The last Powerball draw this week rolled over again – for the 22nd time in a row – leaving an accumulated prize pot already in excess of R132 million, before any further tickets are sold.
And as the potential jackpot has climbed, so have ticket sales. For Tuesday’s draw, South Africans bought some 7.9 million tickets worth not much under R40 million, Ithuba said.
That makes for an estimated prize of R142 million on 4 February.
If a single person hits the right combination of numbers, their win would likely rank as the third largest in South Africa’s lottery history. In 2019, one person won a R232 million lottery, and mid-2021 saw a R158 million payout.
The last Powerball winner was in November, when a 72-year-old won a R100 million prize after sitting on his winning ticket for a week. He said he had no immediate plans on what he would do with the money, beyond getting investment advice.
On Tuesday, the biggest Powerball win was in "division two", where four players happened upon five correct numbers, but got the Powerball number wrong. That division's "dividend", as Ithuba describes it, was worth slightly under R190,000.
The odds of winning the Powerball jackpot remain significantly below the likelihood of being struck by lightning, bitten by a shark, or dying in a fireworks accident.

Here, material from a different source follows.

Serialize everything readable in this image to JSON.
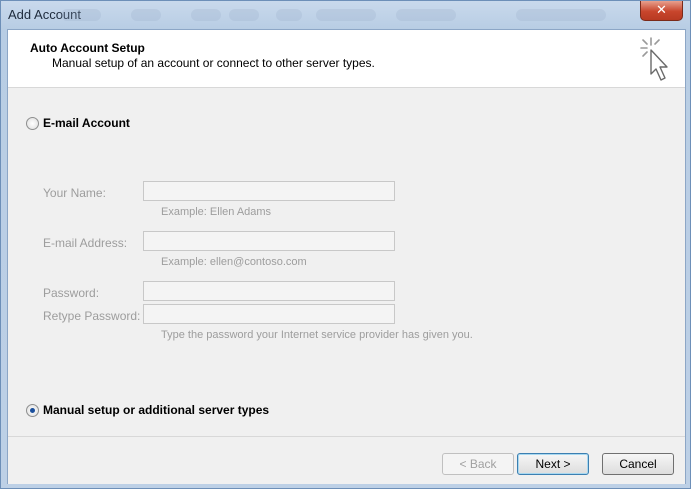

However, with more tickets being sold as the jackpot grows, the odds of having to share that jackpot because someone else also stumbles on the correct sequence of numbers increase, just barely.
The Powerball draw is due at 21:00 on Friday, and ticket sales close at 20:30.
(Compiled by Phillip de Wet)